MANHATTAN, Kan. – It happens once a year, yet typically reflects years of time and effort.
In announcing the 2012 state 4-H project award winners, Pam Van Horn noted that each of the recipients has demonstrated leadership, citizenship and personal growth during their 4-H career.
“Often, success in a 4-H project serves as an integral part of the foundation for their career choice or a lifelong interest,” said Van Horn, who is a K-State Research and Extension state 4-H youth development specialist. She coordinated the awards program this year.
The awards will be presented at the 4-H Emerald Circle Banquet, May 31, in Manhattan.
The projects are designed to explore a variety of interests, but also reflect three core competencies integrated into 4-H programs:
* Science, engineering and technology;
* Citizenship, leadership and service, and
* Healthy living.
“The 2012 state project winners represent the Kansas 4-H Program at its finest,” said Barbara Stone, assistant director, K-State Research and Extension, and state leader, Kansas 4-H. “The young people who have achieved this honor have set goals, made decisions and intentionally stepped up to the challenge of learning and leading in their communities.”
Thirty-one 4-H members have been tapped for the 2012 state awards, which are based on work completed in 2011; the award recipients represent 14 counties and seven Extension districts.
Project award recipients are listed in alphabetical order by hometown, followed by the recipient’s name and project:
Arma: Tori Bastion, Poultry;
Auburn: Luke Garrison, Leadership;
Burrton: Blake Foraker, Rabbits;
Effingham: Bridget Kelly, Home Environment;

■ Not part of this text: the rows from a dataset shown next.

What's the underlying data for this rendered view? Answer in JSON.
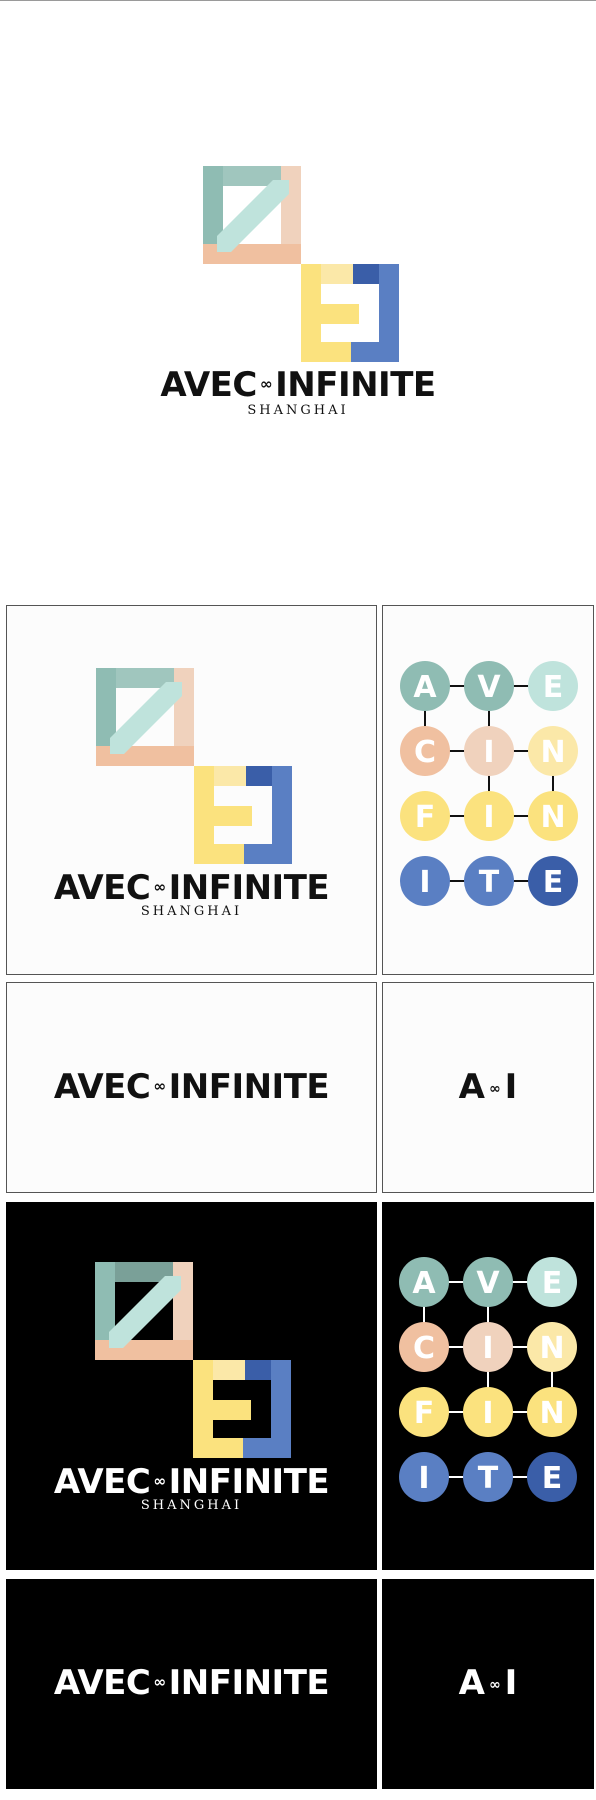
{
  "brand": {
    "name_left": "AVEC",
    "name_link": "∞",
    "name_right": "INFINITE",
    "location": "SHANGHAI",
    "monogram_left": "A",
    "monogram_right": "I"
  },
  "letter_grid": [
    [
      "A",
      "V",
      "E"
    ],
    [
      "C",
      "I",
      "N"
    ],
    [
      "F",
      "I",
      "N"
    ],
    [
      "I",
      "T",
      "E"
    ]
  ],
  "colors": {
    "teal": "#8fbcb3",
    "mint": "#bfe3dc",
    "peach": "#f0c0a0",
    "blush": "#f0d2bd",
    "cream": "#fbe8a8",
    "yellow": "#fbe27e",
    "blue": "#5a7fc3",
    "navy": "#3a5ea8",
    "ink": "#111111",
    "light_bg": "#fcfcfc",
    "dark_bg": "#000000"
  },
  "icons": [
    "logo-mark-icon",
    "infinity-link-icon",
    "letter-grid-icon"
  ]
}
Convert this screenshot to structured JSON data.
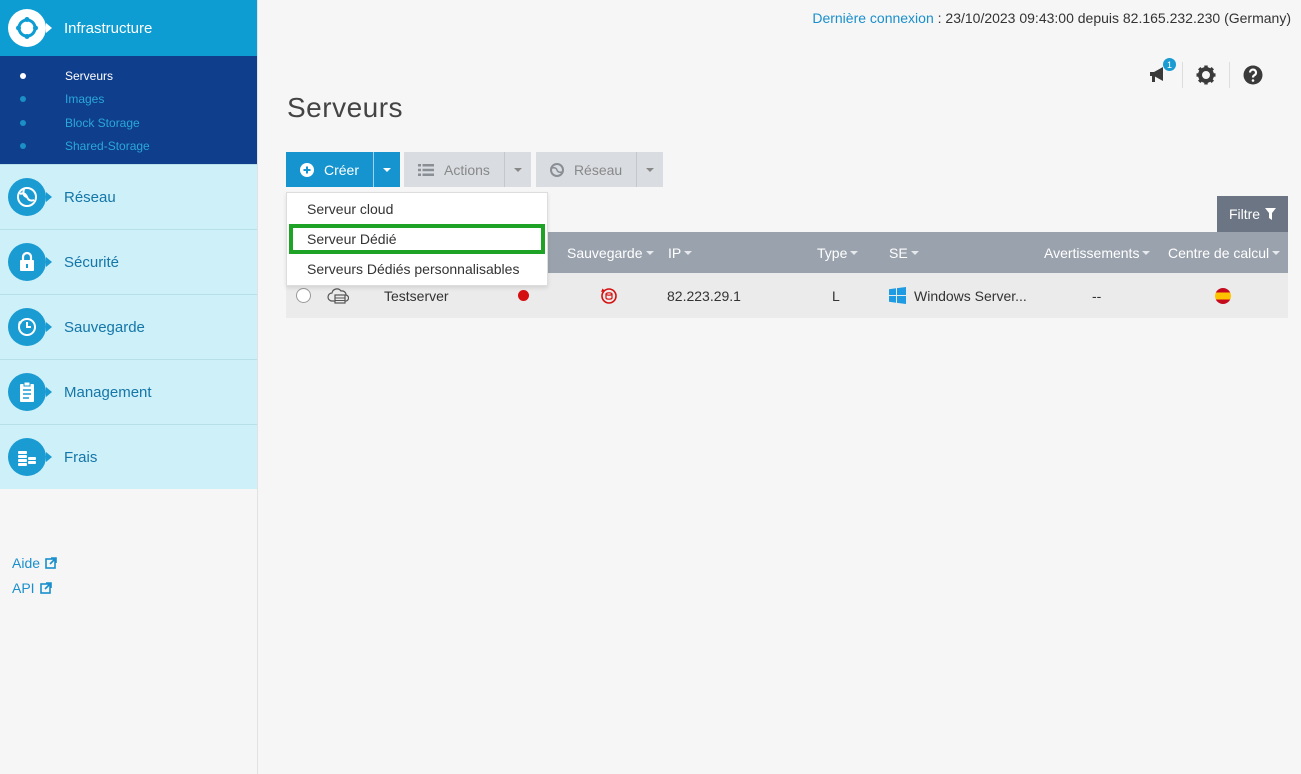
{
  "sidebar": {
    "main_item": {
      "label": "Infrastructure",
      "icon": "infrastructure-icon"
    },
    "sub_items": [
      {
        "label": "Serveurs",
        "active": true
      },
      {
        "label": "Images",
        "active": false
      },
      {
        "label": "Block Storage",
        "active": false
      },
      {
        "label": "Shared-Storage",
        "active": false
      }
    ],
    "items": [
      {
        "label": "Réseau",
        "icon": "network-globe-icon"
      },
      {
        "label": "Sécurité",
        "icon": "lock-icon"
      },
      {
        "label": "Sauvegarde",
        "icon": "backup-clock-icon"
      },
      {
        "label": "Management",
        "icon": "clipboard-icon"
      },
      {
        "label": "Frais",
        "icon": "coins-icon"
      }
    ],
    "links": [
      {
        "label": "Aide",
        "icon": "external-link-icon"
      },
      {
        "label": "API",
        "icon": "external-link-icon"
      }
    ]
  },
  "header": {
    "last_login_label": "Dernière connexion",
    "last_login_value": " : 23/10/2023 09:43:00 depuis 82.165.232.230 (Germany)",
    "notification_count": "1"
  },
  "page": {
    "title": "Serveurs"
  },
  "toolbar": {
    "create_label": "Créer",
    "actions_label": "Actions",
    "network_label": "Réseau"
  },
  "create_menu": {
    "items": [
      {
        "label": "Serveur cloud",
        "highlighted": false
      },
      {
        "label": "Serveur Dédié",
        "highlighted": true
      },
      {
        "label": "Serveurs Dédiés personnalisables",
        "highlighted": false
      }
    ]
  },
  "filter": {
    "label": "Filtre"
  },
  "table": {
    "columns": [
      "Sauvegarde",
      "IP",
      "Type",
      "SE",
      "Avertissements",
      "Centre de calcul"
    ],
    "rows": [
      {
        "name": "Testserver",
        "status": "stopped",
        "ip": "82.223.29.1",
        "type": "L",
        "os": "Windows Server...",
        "warnings": "--",
        "datacenter": "spain-flag"
      }
    ]
  },
  "colors": {
    "accent": "#1594cf",
    "sidebar_sub_bg": "#0f3e8c",
    "sidebar_item_bg": "#cdf0f9",
    "highlight_outline": "#1fa327",
    "status_red": "#d50f0f"
  }
}
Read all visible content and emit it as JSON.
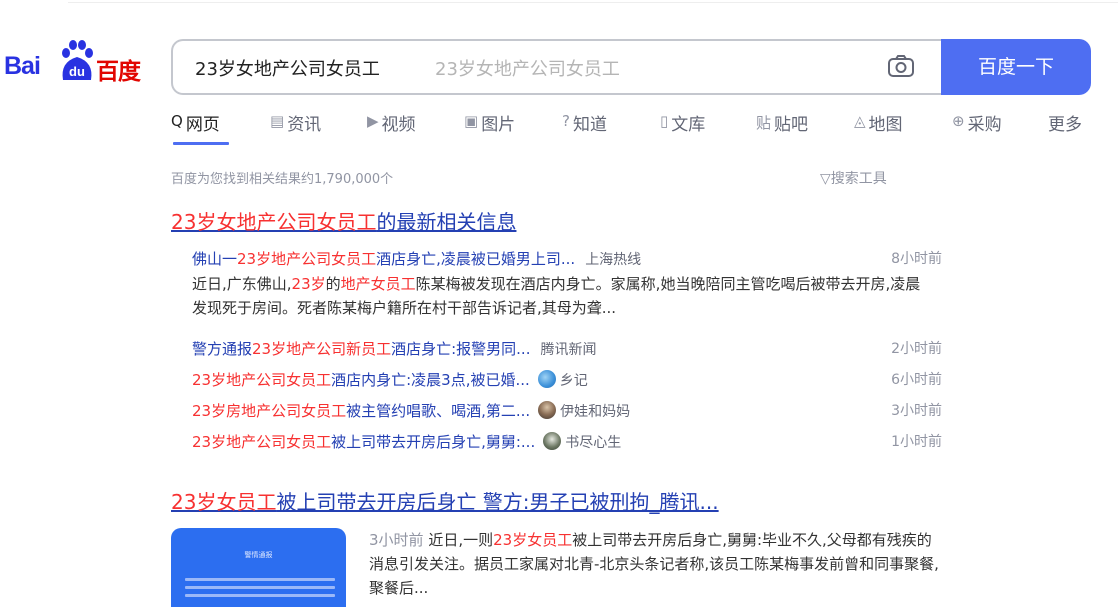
{
  "logo": {
    "bai": "Bai",
    "du": "du",
    "cn": "百度"
  },
  "search": {
    "query": "23岁女地产公司女员工",
    "suggestion": "23岁女地产公司女员工",
    "button": "百度一下"
  },
  "tabs": [
    {
      "label": "网页",
      "icon": "Q"
    },
    {
      "label": "资讯",
      "icon": "▤"
    },
    {
      "label": "视频",
      "icon": "▶"
    },
    {
      "label": "图片",
      "icon": "▣"
    },
    {
      "label": "知道",
      "icon": "?"
    },
    {
      "label": "文库",
      "icon": "▯"
    },
    {
      "label": "贴吧",
      "icon": "贴"
    },
    {
      "label": "地图",
      "icon": "◬"
    },
    {
      "label": "采购",
      "icon": "⊕"
    },
    {
      "label": "更多",
      "icon": ""
    }
  ],
  "result_count": "百度为您找到相关结果约1,790,000个",
  "search_tools": "搜索工具",
  "result1": {
    "title_hl": "23岁女地产公司女员工",
    "title_rest": "的最新相关信息",
    "news": [
      {
        "p1": "佛山一",
        "h1": "23岁地产公司女员工",
        "p2": "酒店身亡,凌晨被已婚男上司...",
        "source": "上海热线",
        "time": "8小时前"
      },
      {
        "p1": "警方通报",
        "h1": "23岁地产公司新员工",
        "p2": "酒店身亡:报警男同...",
        "source": "腾讯新闻",
        "time": "2小时前"
      },
      {
        "p1": "",
        "h1": "23岁地产公司女员工",
        "p2": "酒店内身亡:凌晨3点,被已婚...",
        "source": "乡记",
        "time": "6小时前"
      },
      {
        "p1": "",
        "h1": "23岁房地产公司女员工",
        "p2": "被主管约唱歌、喝酒,第二...",
        "source": "伊娃和妈妈",
        "time": "3小时前"
      },
      {
        "p1": "",
        "h1": "23岁地产公司女员工",
        "p2": "被上司带去开房后身亡,舅舅:...",
        "source": "书尽心生",
        "time": "1小时前"
      }
    ],
    "abstract": {
      "a1": "近日,广东佛山,",
      "h1": "23岁",
      "a2": "的",
      "h2": "地产女员工",
      "a3": "陈某梅被发现在酒店内身亡。家属称,她当晚陪同主管吃喝后被带去开房,凌晨发现死于房间。死者陈某梅户籍所在村干部告诉记者,其母为聋..."
    }
  },
  "result2": {
    "title_hl": "23岁女员工",
    "title_rest": "被上司带去开房后身亡 警方:男子已被刑拘_腾讯...",
    "thumb_title": "警情通报",
    "time": "3小时前",
    "a1": "近日,一则",
    "h1": "23岁女员工",
    "a2": "被上司带去开房后身亡,舅舅:毕业不久,父母都有残疾的消息引发关注。据员工家属对北青-北京头条记者称,该员工陈某梅事发前曾和同事聚餐,聚餐后..."
  },
  "colors": {
    "accent": "#4e6ef2",
    "link": "#2440b3",
    "highlight": "#f73131",
    "logo_blue": "#2932e1",
    "logo_red": "#e10601"
  }
}
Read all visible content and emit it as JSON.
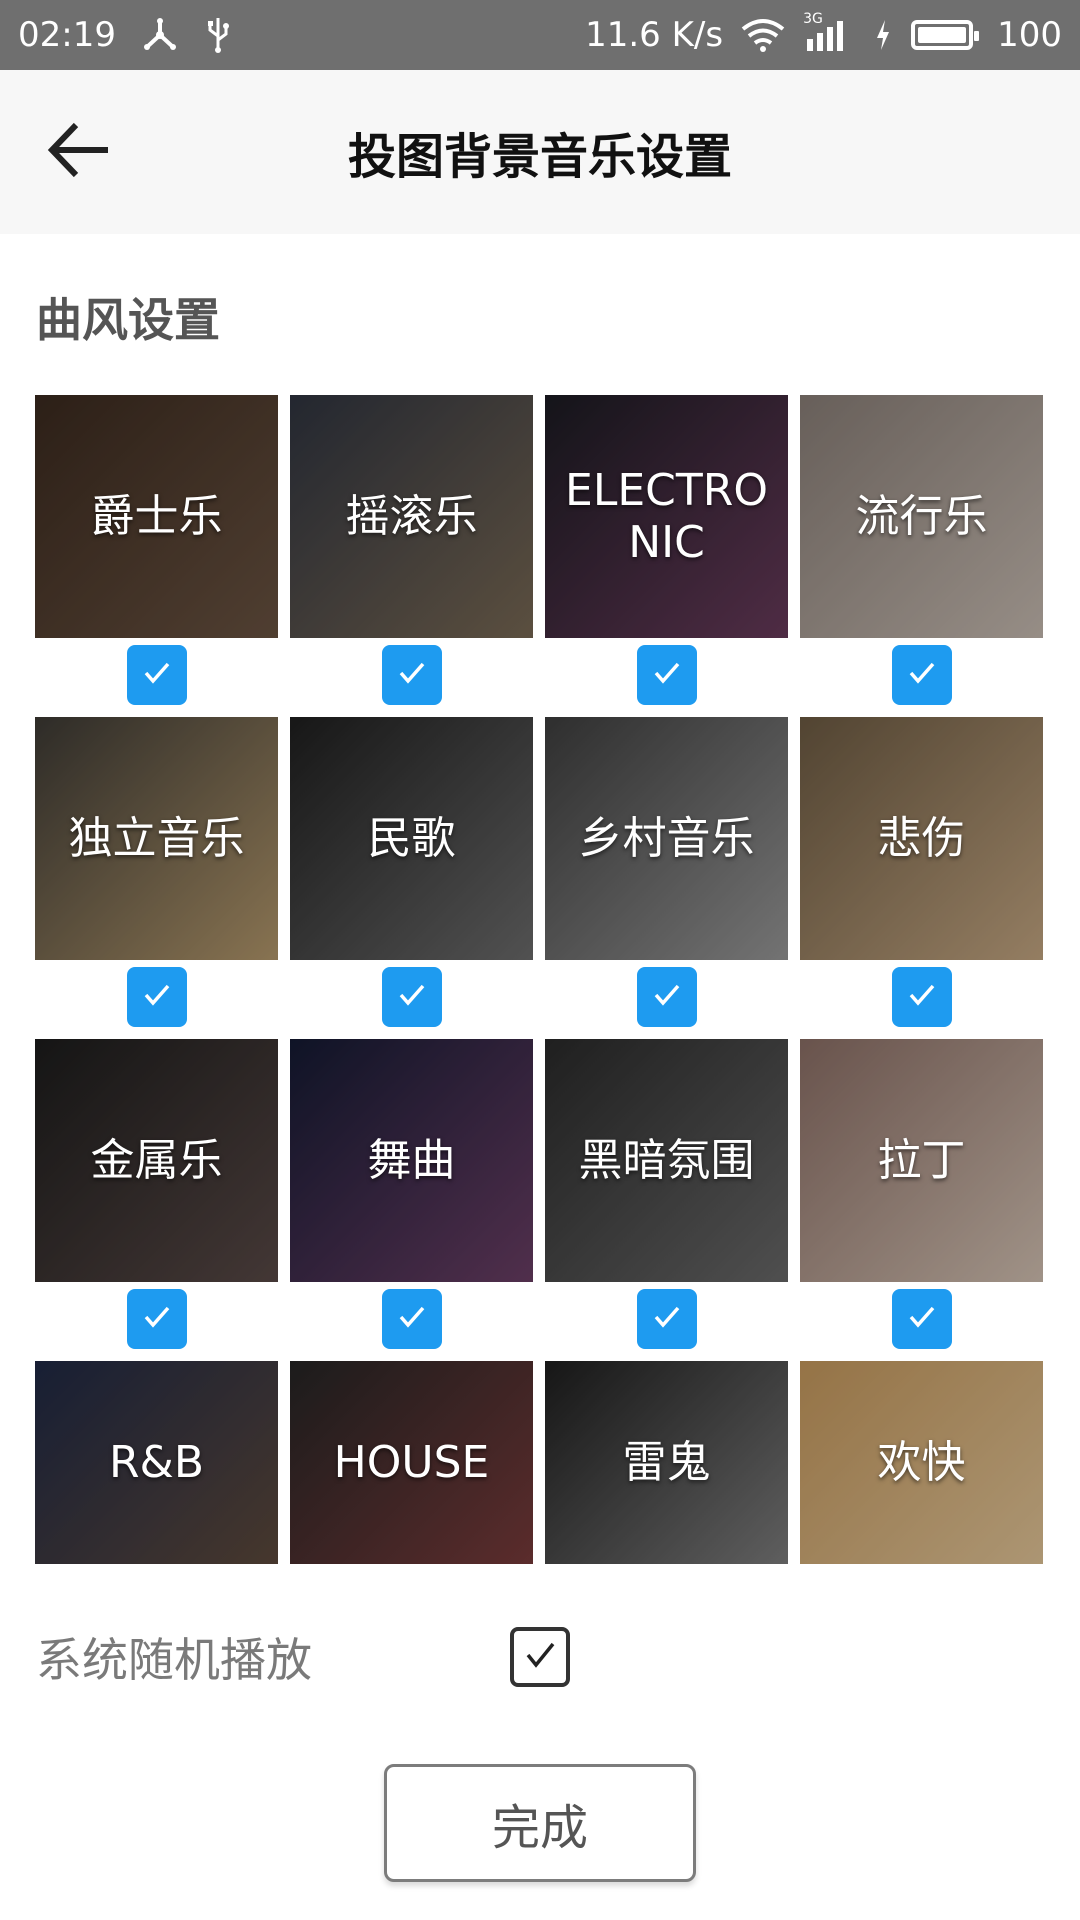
{
  "status_bar": {
    "time": "02:19",
    "network_speed": "11.6 K/s",
    "network_type": "3G",
    "battery": "100",
    "icons": [
      "usb-tether-icon",
      "usb-icon",
      "wifi-icon",
      "signal-icon",
      "charging-icon",
      "battery-icon"
    ]
  },
  "header": {
    "title": "投图背景音乐设置",
    "back_icon": "arrow-left-icon"
  },
  "section": {
    "title": "曲风设置"
  },
  "genres": [
    {
      "label": "爵士乐",
      "checked": true,
      "colors": [
        "#3b2a1f",
        "#6b5442"
      ]
    },
    {
      "label": "摇滚乐",
      "checked": true,
      "colors": [
        "#2f3440",
        "#7a6a55"
      ]
    },
    {
      "label": "ELECTRONIC",
      "checked": true,
      "colors": [
        "#1b1b22",
        "#6a3b5c"
      ]
    },
    {
      "label": "流行乐",
      "checked": true,
      "colors": [
        "#8a7f78",
        "#c9bdb3"
      ]
    },
    {
      "label": "独立音乐",
      "checked": true,
      "colors": [
        "#3d3a35",
        "#b69a6d"
      ]
    },
    {
      "label": "民歌",
      "checked": true,
      "colors": [
        "#1f1f1f",
        "#6d6d6d"
      ]
    },
    {
      "label": "乡村音乐",
      "checked": true,
      "colors": [
        "#3e3e3e",
        "#9a9a9a"
      ]
    },
    {
      "label": "悲伤",
      "checked": true,
      "colors": [
        "#6d5b43",
        "#c6a883"
      ]
    },
    {
      "label": "金属乐",
      "checked": true,
      "colors": [
        "#1c1c1c",
        "#5a4a47"
      ]
    },
    {
      "label": "舞曲",
      "checked": true,
      "colors": [
        "#141a33",
        "#6c3f66"
      ]
    },
    {
      "label": "黑暗氛围",
      "checked": true,
      "colors": [
        "#2a2a2a",
        "#6a6a6a"
      ]
    },
    {
      "label": "拉丁",
      "checked": true,
      "colors": [
        "#8c6f66",
        "#d6c4b5"
      ]
    },
    {
      "label": "R&B",
      "checked": false,
      "colors": [
        "#1f2946",
        "#5e4a3c"
      ]
    },
    {
      "label": "HOUSE",
      "checked": false,
      "colors": [
        "#252525",
        "#7a3b3b"
      ]
    },
    {
      "label": "雷鬼",
      "checked": false,
      "colors": [
        "#1e1e1e",
        "#7f7f7f"
      ]
    },
    {
      "label": "欢快",
      "checked": false,
      "colors": [
        "#c79a5e",
        "#e6c89a"
      ]
    }
  ],
  "random_play": {
    "label": "系统随机播放",
    "checked": true
  },
  "done_button": {
    "label": "完成"
  },
  "accent_color": "#1e9bf0"
}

Emporia: Megan Hilbish, Shooting Sports;
Haven: Mary Fishburn, Self-Determined;
Hartford: Brianna Zweimiller, Foods and Nutrition;
Lawrence: Ryal Mitchell, Reading;
Lenexa: Josh Gregory, Energy Management;
Louisburg: Kaitlynn Combs, Health and Wellness;
McLouth: Carl Hecht, Space Tech;
Meade: Cooper Clawson, Communications; Jacqueline Clawson, Citizenship;
Medicine Lodge: Kimberly Doman, Performing Arts;
Newton: Dakota Wulf, Dog Care and Training;
Olsburg: Kyle Apley, Wildlife;
Overbrook: Brandon Stahel, Sheep;
Paola: Kyle Hendrickson, Swine;
St. Francis: Allison Grice, Photography;
Salina: Shaylee Arpin, Pets;
Shawnee: Nick Gunkel, Wood Science;
Solomon: Carmon Amos, Geology;
Tampa: Karl Riffel, Meat Goats;
Topeka: Conrad Kabus, Plant Sciences; Megan Perkuhn, Clothing and Textiles;
Uniontown: Cole George, Horse;
Utica: Kate Hagans, Visual Arts;
Valley Center: Jill Seiler, Dairy;
Wallace: Grace Hammer, Beef;
Wichita: Logan McGinley, Entomology, and
Winchester: Abraham Buddish, Fiber Arts.
“Their success would not be possible without the benefit of their families, adult volunteers and support from their communities and K-State Research and Extension. We are proud to point to these outstanding youth when we say that ‘4-H is a network of families growing great kids,’” Stone said.
- To qualify for a state project award, a 4-H member must earn the top award in their project at the local level.
- The top projects are forwarded to Extension area offices in northeast, northwest, southeast, and southwest Kansas and evaluated.
- Finalists are invited to interview for a state award, and
- The state winner is selected from among the interviewees.
Each of the state award recipients earns a commemorative project medallion, an invitation to National 4-H Congress, which, this year, will be held in Atlanta, Ga., Nov. 23-27. Winners also will be presented a $400 travel scholarship from the Kansas 4-H Foundation toward expenses in attending Congress, which is a professional-development conference for youth.
A state project winner is eligible to earn the top award in a project one time, but may earn the top award in a different project during another project year. He or she is, however, only eligible to attend 4-H Congress once during his or her 4-H career.
More information about Kansas 4-H and the educational opportunities it offers to youth ages seven and up is available at Kansas 4-H and at each of K-State Research and Extension’s county and district offices.